MM If you could change one thing about opensim what would that be?
LL The top item on my wish list is a social media platform just for opensim, done well enough that most would buy into it. But of course, there are other items on my list as well, such as a unified Hypergrid search, and groups that weren’t dependent on individual grids. We can dream, can’t we?
MM What would you like to share that I perhaps forgot to ask?

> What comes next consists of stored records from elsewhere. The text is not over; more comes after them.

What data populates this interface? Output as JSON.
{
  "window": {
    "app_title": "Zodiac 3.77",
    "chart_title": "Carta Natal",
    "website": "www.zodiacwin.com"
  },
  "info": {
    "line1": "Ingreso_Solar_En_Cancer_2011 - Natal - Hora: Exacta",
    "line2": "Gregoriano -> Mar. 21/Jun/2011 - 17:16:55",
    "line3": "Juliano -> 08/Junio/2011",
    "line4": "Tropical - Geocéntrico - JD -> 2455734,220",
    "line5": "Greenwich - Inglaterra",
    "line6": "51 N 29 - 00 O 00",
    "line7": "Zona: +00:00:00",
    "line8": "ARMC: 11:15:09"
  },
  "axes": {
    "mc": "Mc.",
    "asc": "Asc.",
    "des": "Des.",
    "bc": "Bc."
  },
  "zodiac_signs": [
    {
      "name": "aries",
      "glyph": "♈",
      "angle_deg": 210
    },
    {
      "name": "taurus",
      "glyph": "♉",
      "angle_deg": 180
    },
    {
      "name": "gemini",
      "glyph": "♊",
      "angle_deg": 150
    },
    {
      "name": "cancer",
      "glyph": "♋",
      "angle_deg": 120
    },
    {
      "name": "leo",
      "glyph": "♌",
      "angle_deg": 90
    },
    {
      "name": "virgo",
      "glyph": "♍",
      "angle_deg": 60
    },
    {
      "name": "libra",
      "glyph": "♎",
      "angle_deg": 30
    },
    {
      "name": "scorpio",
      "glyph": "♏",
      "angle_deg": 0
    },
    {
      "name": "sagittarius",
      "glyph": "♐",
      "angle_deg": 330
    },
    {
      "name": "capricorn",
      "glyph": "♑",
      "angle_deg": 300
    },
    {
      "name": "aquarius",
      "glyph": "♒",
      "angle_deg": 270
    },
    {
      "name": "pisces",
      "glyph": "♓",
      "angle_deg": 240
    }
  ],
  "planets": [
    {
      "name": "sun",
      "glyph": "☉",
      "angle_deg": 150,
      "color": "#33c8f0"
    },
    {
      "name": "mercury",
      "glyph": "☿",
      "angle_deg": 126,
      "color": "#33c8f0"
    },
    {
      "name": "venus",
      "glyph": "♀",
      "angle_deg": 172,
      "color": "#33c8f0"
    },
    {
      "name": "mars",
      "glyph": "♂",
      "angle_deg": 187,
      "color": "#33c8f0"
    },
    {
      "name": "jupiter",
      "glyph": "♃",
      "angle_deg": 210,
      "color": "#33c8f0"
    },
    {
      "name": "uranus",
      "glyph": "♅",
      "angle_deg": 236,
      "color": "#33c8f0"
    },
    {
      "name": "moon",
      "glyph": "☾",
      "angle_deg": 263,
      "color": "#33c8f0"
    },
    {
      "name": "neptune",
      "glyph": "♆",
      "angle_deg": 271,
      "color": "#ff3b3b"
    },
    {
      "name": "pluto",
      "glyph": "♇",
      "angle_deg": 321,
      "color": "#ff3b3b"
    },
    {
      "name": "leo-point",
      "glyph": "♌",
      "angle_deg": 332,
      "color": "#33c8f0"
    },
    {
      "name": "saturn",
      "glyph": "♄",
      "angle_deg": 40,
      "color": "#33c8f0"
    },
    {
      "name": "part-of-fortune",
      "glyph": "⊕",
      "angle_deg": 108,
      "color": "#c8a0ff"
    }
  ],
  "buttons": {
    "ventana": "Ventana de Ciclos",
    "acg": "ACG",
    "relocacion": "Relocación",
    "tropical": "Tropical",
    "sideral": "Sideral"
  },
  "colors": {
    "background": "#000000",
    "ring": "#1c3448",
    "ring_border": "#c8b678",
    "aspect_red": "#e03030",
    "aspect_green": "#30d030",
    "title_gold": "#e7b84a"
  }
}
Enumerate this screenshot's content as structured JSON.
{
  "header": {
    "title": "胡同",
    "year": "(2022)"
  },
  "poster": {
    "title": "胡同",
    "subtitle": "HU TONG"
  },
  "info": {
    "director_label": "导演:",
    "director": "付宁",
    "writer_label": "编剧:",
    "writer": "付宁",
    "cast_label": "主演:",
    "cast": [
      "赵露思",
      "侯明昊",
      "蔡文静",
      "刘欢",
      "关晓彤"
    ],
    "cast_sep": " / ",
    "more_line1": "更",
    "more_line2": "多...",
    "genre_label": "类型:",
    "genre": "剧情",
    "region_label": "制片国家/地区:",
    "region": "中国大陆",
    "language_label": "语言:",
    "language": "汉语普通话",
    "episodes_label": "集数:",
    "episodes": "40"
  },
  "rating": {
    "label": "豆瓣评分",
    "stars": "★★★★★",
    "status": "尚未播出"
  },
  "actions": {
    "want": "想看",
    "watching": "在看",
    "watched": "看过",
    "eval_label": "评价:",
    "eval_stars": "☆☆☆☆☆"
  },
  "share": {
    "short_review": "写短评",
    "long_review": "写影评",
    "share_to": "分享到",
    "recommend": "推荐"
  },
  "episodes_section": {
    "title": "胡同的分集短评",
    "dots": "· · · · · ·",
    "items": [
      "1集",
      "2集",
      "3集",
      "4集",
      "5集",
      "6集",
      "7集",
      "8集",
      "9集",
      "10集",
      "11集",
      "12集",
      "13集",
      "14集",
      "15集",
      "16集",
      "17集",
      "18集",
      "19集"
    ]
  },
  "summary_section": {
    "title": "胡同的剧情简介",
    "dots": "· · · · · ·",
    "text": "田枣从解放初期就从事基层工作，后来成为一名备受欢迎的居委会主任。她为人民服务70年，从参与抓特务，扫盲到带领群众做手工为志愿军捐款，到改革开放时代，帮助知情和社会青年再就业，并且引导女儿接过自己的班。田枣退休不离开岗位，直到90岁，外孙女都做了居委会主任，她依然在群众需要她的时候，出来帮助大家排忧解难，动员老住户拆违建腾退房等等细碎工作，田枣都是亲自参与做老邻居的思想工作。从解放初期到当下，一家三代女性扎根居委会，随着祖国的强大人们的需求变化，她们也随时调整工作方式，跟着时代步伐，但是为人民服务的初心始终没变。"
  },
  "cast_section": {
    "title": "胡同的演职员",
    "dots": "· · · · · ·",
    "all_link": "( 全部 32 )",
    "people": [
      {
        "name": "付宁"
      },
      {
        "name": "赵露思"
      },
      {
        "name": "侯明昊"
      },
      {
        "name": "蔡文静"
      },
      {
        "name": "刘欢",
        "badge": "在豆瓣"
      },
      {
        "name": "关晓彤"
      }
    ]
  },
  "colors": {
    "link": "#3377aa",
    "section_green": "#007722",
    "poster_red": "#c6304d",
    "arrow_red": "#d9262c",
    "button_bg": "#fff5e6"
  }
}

LL In addition to my work in Opensim, I am also a science fantasy writer, The book I’m working on is called Eos Renascent, set in the far future of a fork of humanity on a far-flung world that is slowly dying. The inhabitants of that world, faced with extinction and the failure of their technology, must somehow advance to a new state of being, or perish with their world. But they are a fractured people, divided into iron age states at war with one another. If only there were someone with the vision to see the way out. Enter Maeia, an oracle-assassin in a secret sisterhood, whose world is suddenly thrown into the middle of a maelstrom when her touch revives a 3000-year-old mummy from a forgotten age. You can read the first fourteen chapters for free on Wattpad.
You can find my Opensim store here:
You can HyperGrid directly to the main Opensim store by placing the following address in your world map:
main.mobiusgrid.us:80:Lunaria Gloebit Emporium
You can me on the Kitely Market here:
Read my book on Wattpad:
Thank you, Luna, for taking the time to share with us about your work. As you can see artists like Luna Lunaria add phenomenal details to opensim. Let’s all show our support!
Mari entered OpenSim in 2015 as a resident of a grid in Canada, called to manage their magazine as an Editor, thereby meeting her future partner Reyn Softly.
Fred Beckhusen's DreamGrid